Dataset records:
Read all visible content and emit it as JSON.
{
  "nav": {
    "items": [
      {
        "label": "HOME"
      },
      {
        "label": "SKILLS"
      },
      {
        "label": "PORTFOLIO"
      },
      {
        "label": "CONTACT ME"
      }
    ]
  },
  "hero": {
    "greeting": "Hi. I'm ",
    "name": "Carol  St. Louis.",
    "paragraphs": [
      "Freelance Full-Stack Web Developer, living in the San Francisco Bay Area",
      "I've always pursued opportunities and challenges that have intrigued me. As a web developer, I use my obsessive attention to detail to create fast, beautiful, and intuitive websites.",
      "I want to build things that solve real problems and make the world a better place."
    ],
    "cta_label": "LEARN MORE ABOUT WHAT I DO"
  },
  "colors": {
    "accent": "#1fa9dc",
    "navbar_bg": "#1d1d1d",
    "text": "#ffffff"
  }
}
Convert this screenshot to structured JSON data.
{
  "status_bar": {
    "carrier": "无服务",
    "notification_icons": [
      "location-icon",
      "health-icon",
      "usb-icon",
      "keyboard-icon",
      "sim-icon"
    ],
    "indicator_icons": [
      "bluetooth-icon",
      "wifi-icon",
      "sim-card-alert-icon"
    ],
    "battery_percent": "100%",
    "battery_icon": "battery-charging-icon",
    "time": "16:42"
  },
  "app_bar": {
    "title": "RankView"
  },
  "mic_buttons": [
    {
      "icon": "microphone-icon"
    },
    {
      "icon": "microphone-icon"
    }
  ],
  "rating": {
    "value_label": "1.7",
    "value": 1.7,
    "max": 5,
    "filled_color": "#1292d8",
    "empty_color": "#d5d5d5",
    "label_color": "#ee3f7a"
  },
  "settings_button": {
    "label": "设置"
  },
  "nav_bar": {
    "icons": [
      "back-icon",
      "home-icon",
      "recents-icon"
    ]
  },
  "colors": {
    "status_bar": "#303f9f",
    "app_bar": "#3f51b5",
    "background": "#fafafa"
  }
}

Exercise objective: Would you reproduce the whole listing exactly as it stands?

Solution to this exercise:
Read all visible content and emit it as JSON.
{
  "nav": {
    "items": [
      {
        "label": "HOME"
      },
      {
        "label": "SKILLS"
      },
      {
        "label": "PORTFOLIO"
      },
      {
        "label": "CONTACT ME"
      }
    ]
  },
  "hero": {
    "greeting": "Hi. I'm ",
    "name": "Carol  St. Louis.",
    "paragraphs": [
      "Freelance Full-Stack Web Developer, living in the San Francisco Bay Area",
      "I've always pursued opportunities and challenges that have intrigued me. As a web developer, I use my obsessive attention to detail to create fast, beautiful, and intuitive websites.",
      "I want to build things that solve real problems and make the world a better place."
    ],
    "cta_label": "LEARN MORE ABOUT WHAT I DO"
  },
  "colors": {
    "accent": "#1fa9dc",
    "navbar_bg": "#1d1d1d",
    "text": "#ffffff"
  }
}
Convert this screenshot to structured JSON data.
{
  "status_bar": {
    "carrier": "无服务",
    "notification_icons": [
      "location-icon",
      "health-icon",
      "usb-icon",
      "keyboard-icon",
      "sim-icon"
    ],
    "indicator_icons": [
      "bluetooth-icon",
      "wifi-icon",
      "sim-card-alert-icon"
    ],
    "battery_percent": "100%",
    "battery_icon": "battery-charging-icon",
    "time": "16:42"
  },
  "app_bar": {
    "title": "RankView"
  },
  "mic_buttons": [
    {
      "icon": "microphone-icon"
    },
    {
      "icon": "microphone-icon"
    }
  ],
  "rating": {
    "value_label": "1.7",
    "value": 1.7,
    "max": 5,
    "filled_color": "#1292d8",
    "empty_color": "#d5d5d5",
    "label_color": "#ee3f7a"
  },
  "settings_button": {
    "label": "设置"
  },
  "nav_bar": {
    "icons": [
      "back-icon",
      "home-icon",
      "recents-icon"
    ]
  },
  "colors": {
    "status_bar": "#303f9f",
    "app_bar": "#3f51b5",
    "background": "#fafafa"
  }
}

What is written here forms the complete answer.